Browse 2017 Projects

Alac: STS Olfactorium

Battles: The Trial Balloon: buoyancy, embodied media, and patchy planetarity

Callahan: Rethinking Citizen Science through doing Citizen Science

Cardoso Llach: Tracing Design Ecologies

Clement: Snowden Surveillance Archive

Cohen: Toward Improving Public Policy for Struct Engrg Design of Bridge, Transport & Marine Infrastructure

Durnova: Politicizing the scientific self through media interventions

Erickson-Davis: What it is to see: a simulation of artificial vision

Gluzman: Feminist Theory Theater

Gomez-Marquez: Construction Sets for DIY Medical Technologies and their Black Box Counterparts

Hidalgo: Collaborative Research Toolkit: a copyleft resource for the co-design of research processes

Hoagland: Getting a Sense of the Place: Navigating FemTechNet’s Critical Race and Ethnic Studies Workbook

Houston: Collaborative urban sensing with the “Dustbox” air quality monitor

Howell: Emotional Interpretation & Materiality of Biosensing

Johnson: Engineering Comes Home: Co-designing local infrastructure with residents of a London housing estate

Kennedy: Doing STS at the science/policy intersection

Knopes: Integrating STS into Bioethics and Medical Humanities Programs

Lachney: Generative STEM: Circulating Unalienated Value in Education, Labor and Environment

Lawson: (T)racing Eyes and Hearts:  An Installation to Explore the Physiology of Empathy

Lehr: Undergraduate STSers Learn by Doing in the Trump Era

Lippman: Making Sensible in 360°

Michails: AirTRACS: Community-based Air Quality Monitoring

Mogul: A STS STEM Education Incubator: The Co-Making of Inquiry

Mohsin: QEERI’s Science Majlis

Murphy: Environmental Data and Governance Initiative: Engaged STS Responding to the U.S.Administration

Nafus: Data Sense

Navarro: Our Driverless Futures: Speculating Moral Dilemmas of Self-Driving Cars

Nieusma: STS Design and Innovation: Disciplinary Discomfiture

Onaga: Biomaterial Matters: Fitting Humans into Cocoons, A Speculative Prototype

Ostman: STS approaches to public engagement with science: Synthetic biology

Ostrowski: The Empirical Printing Program

Perez Comisso: Technological theory for all: Teaching experiments on STS in Chile

Rosado Murillo: Pedal Transcriba, an Ethnographic Device of (and for) Qualitative Research

Shapiro: Detoxifying the environment across temporalities

Steensen: Face-off! Platform versus Self: A photobooth experiment

Stern: Zika and Feminist STS: Building a Network, Doing Collective Scholarship

Taylor: Connecting-Probing-Reflecting Spaces: The New England Workshop on Science and Social Change (NewSSC)
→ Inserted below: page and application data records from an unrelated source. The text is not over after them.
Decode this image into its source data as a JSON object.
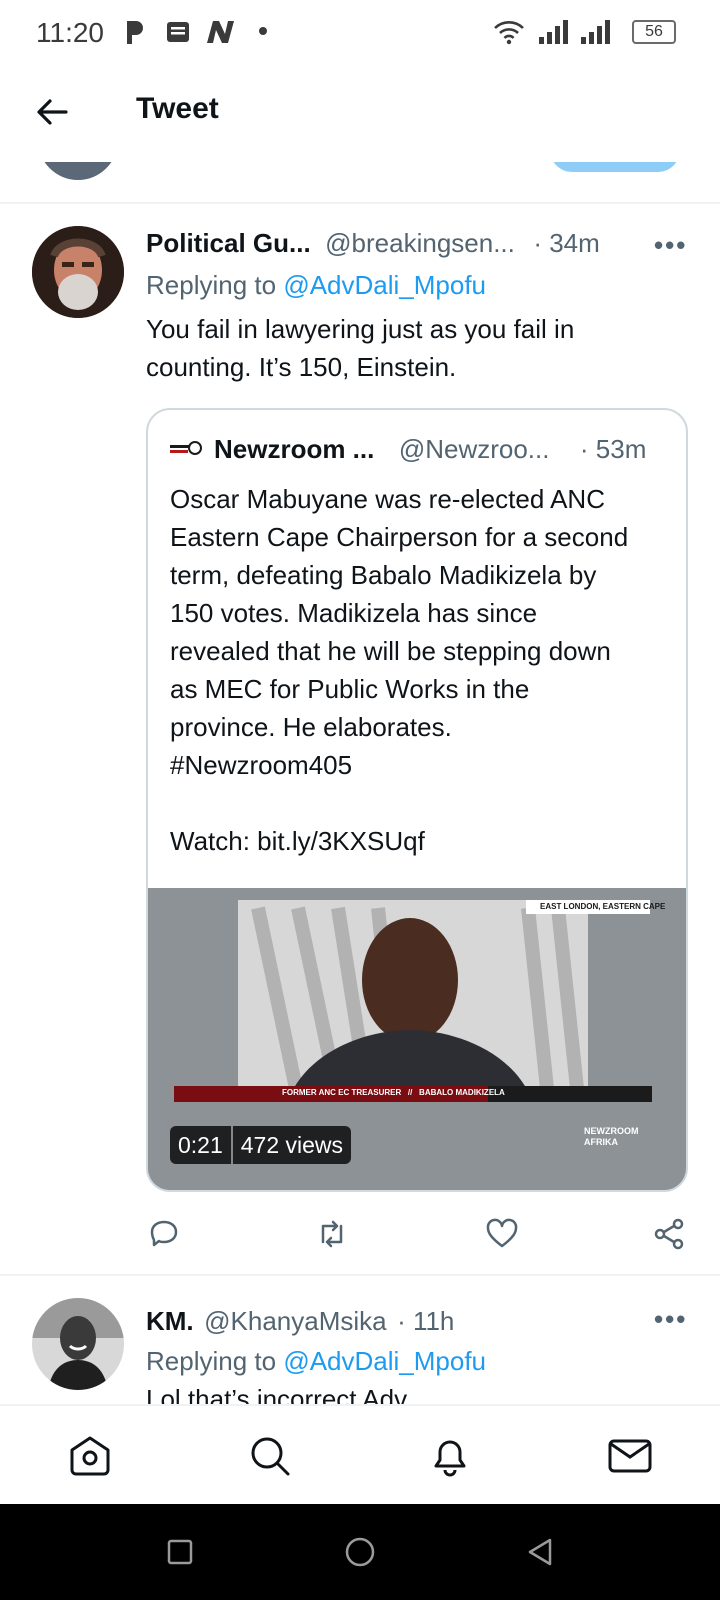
{
  "status_bar": {
    "time": "11:20",
    "battery": "56"
  },
  "header": {
    "title": "Tweet"
  },
  "tweet1": {
    "name": "Political Gu...",
    "handle": "@breakingsen...",
    "time": "· 34m",
    "replying_prefix": "Replying to",
    "replying_to": "@AdvDali_Mpofu",
    "text": "You fail in lawyering just as you fail in\ncounting. It’s 150, Einstein.",
    "quote": {
      "name": "Newzroom ...",
      "handle": "@Newzroo...",
      "time": "· 53m",
      "text": "Oscar Mabuyane was re-elected ANC\nEastern Cape Chairperson for a second\nterm, defeating Babalo Madikizela by\n150 votes. Madikizela has since\nrevealed that he will be stepping down\nas MEC for Public Works in the\nprovince. He elaborates.\n#Newzroom405\n\nWatch: bit.ly/3KXSUqf",
      "video": {
        "duration": "0:21",
        "views": "472 views",
        "location_tag": "EAST LONDON, EASTERN CAPE",
        "lower_third": "FORMER ANC EC TREASURER   //   BABALO MADIKIZELA",
        "watermark": "NEWZROOM AFRIKA"
      },
      "logo_text": "NEWZROOM AFRIKA"
    },
    "more": "•••"
  },
  "tweet2": {
    "name": "KM.",
    "handle": "@KhanyaMsika",
    "time": "· 11h",
    "replying_prefix": "Replying to",
    "replying_to": "@AdvDali_Mpofu",
    "text": "Lol that’s incorrect Adv",
    "more": "•••"
  },
  "icons": {
    "back": "arrow-left-icon",
    "reply": "reply-icon",
    "retweet": "retweet-icon",
    "like": "heart-icon",
    "share": "share-icon",
    "home": "home-icon",
    "search": "search-icon",
    "notifications": "bell-icon",
    "messages": "mail-icon"
  },
  "colors": {
    "link": "#1d9bf0",
    "secondary_text": "#536471",
    "primary_text": "#0f1419",
    "border": "#cfd9de"
  }
}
Terrell: The making of an undergraduate Sociotechnical Ethics Society

Wentworth: Handholds: making sense of bodies through slaughter

Wong: Design Workbook Variations: Exploring Biosensing Privacy Futures

Wylie: Making and Doing STS with Undergraduate Engineers: The UVA Approach